> _Source data_

════════════════════

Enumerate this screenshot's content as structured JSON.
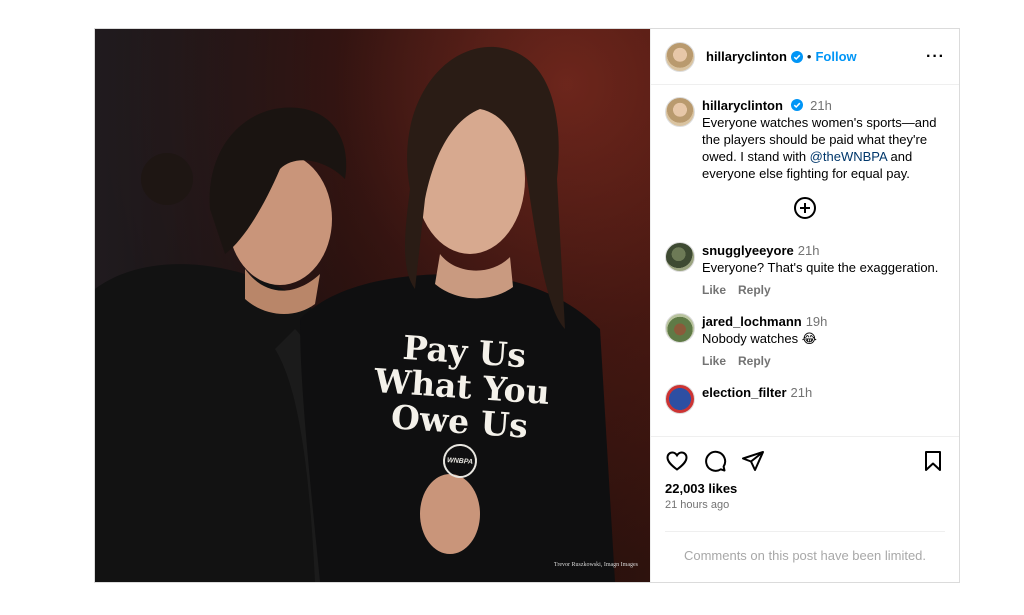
{
  "post": {
    "username": "hillaryclinton",
    "follow_label": "Follow",
    "dot": "•",
    "more_label": "···",
    "photo_credit": "Trevor Ruszkowski, Imagn Images",
    "shirt_text": [
      "Pay Us",
      "What You",
      "Owe Us"
    ],
    "shirt_logo": "WNBPA"
  },
  "caption": {
    "username": "hillaryclinton",
    "time": "21h",
    "text_part1": "Everyone watches women's sports—and the players should be paid what they're owed. I stand with ",
    "mention": "@theWNBPA",
    "text_part2": " and everyone else fighting for equal pay."
  },
  "comments": [
    {
      "username": "snugglyeeyore",
      "time": "21h",
      "text": "Everyone? That's quite the exaggeration.",
      "like": "Like",
      "reply": "Reply"
    },
    {
      "username": "jared_lochmann",
      "time": "19h",
      "text": "Nobody watches 😂",
      "like": "Like",
      "reply": "Reply"
    },
    {
      "username": "election_filter",
      "time": "21h",
      "text": ""
    }
  ],
  "footer": {
    "likes": "22,003 likes",
    "time_ago": "21 hours ago",
    "limited": "Comments on this post have been limited."
  },
  "icons": [
    "heart-icon",
    "comment-icon",
    "share-icon",
    "bookmark-icon",
    "add-circle-icon",
    "verified-icon"
  ],
  "colors": {
    "link_blue": "#0095f6",
    "verified": "#0095f6",
    "mention": "#00376b",
    "muted": "#737373"
  }
}
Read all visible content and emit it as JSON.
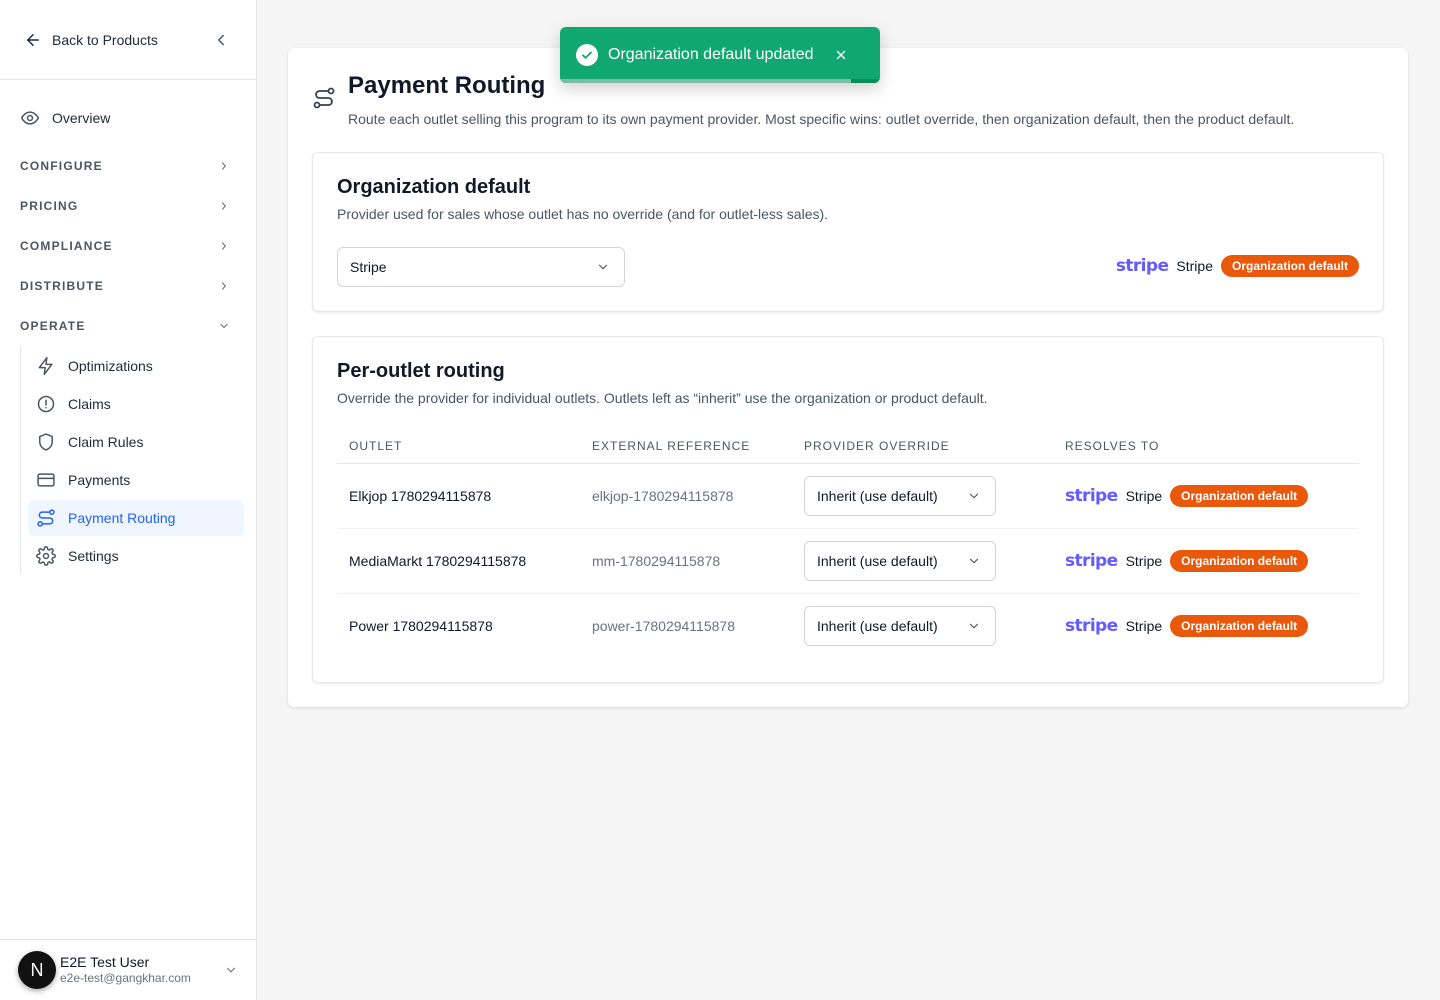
{
  "sidebar": {
    "back_label": "Back to Products",
    "overview_label": "Overview",
    "sections": [
      {
        "label": "CONFIGURE",
        "expanded": false
      },
      {
        "label": "PRICING",
        "expanded": false
      },
      {
        "label": "COMPLIANCE",
        "expanded": false
      },
      {
        "label": "DISTRIBUTE",
        "expanded": false
      },
      {
        "label": "OPERATE",
        "expanded": true
      }
    ],
    "operate_items": [
      {
        "label": "Optimizations",
        "icon": "lightning-icon",
        "active": false
      },
      {
        "label": "Claims",
        "icon": "alert-circle-icon",
        "active": false
      },
      {
        "label": "Claim Rules",
        "icon": "shield-icon",
        "active": false
      },
      {
        "label": "Payments",
        "icon": "credit-card-icon",
        "active": false
      },
      {
        "label": "Payment Routing",
        "icon": "route-icon",
        "active": true
      },
      {
        "label": "Settings",
        "icon": "gear-icon",
        "active": false
      }
    ],
    "user": {
      "initial": "N",
      "name": "E2E Test User",
      "email": "e2e-test@gangkhar.com"
    }
  },
  "page": {
    "title": "Payment Routing",
    "description": "Route each outlet selling this program to its own payment provider. Most specific wins: outlet override, then organization default, then the product default."
  },
  "org_default": {
    "title": "Organization default",
    "description": "Provider used for sales whose outlet has no override (and for outlet-less sales).",
    "selected_provider": "Stripe",
    "resolve": {
      "logo": "stripe",
      "provider": "Stripe",
      "badge": "Organization default"
    }
  },
  "per_outlet": {
    "title": "Per-outlet routing",
    "description": "Override the provider for individual outlets. Outlets left as “inherit” use the organization or product default.",
    "columns": [
      "OUTLET",
      "EXTERNAL REFERENCE",
      "PROVIDER OVERRIDE",
      "RESOLVES TO"
    ],
    "rows": [
      {
        "outlet": "Elkjop 1780294115878",
        "external_ref": "elkjop-1780294115878",
        "override": "Inherit (use default)",
        "logo": "stripe",
        "provider": "Stripe",
        "badge": "Organization default"
      },
      {
        "outlet": "MediaMarkt 1780294115878",
        "external_ref": "mm-1780294115878",
        "override": "Inherit (use default)",
        "logo": "stripe",
        "provider": "Stripe",
        "badge": "Organization default"
      },
      {
        "outlet": "Power 1780294115878",
        "external_ref": "power-1780294115878",
        "override": "Inherit (use default)",
        "logo": "stripe",
        "provider": "Stripe",
        "badge": "Organization default"
      }
    ]
  },
  "toast": {
    "message": "Organization default updated",
    "progress": 0.91
  },
  "colors": {
    "accent": "#2563eb",
    "badge": "#ea580c",
    "stripe": "#635bff",
    "toast": "#10a870"
  }
}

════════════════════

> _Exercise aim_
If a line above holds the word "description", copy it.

> _Written solution_
    "description": "Route each outlet selling this program to its own payment provider. Most specific wins: outlet override, then organization default, then the product default."
    "description": "Provider used for sales whose outlet has no override (and for outlet-less sales).",
    "description": "Override the provider for individual outlets. Outlets left as “inherit” use the organization or product default.",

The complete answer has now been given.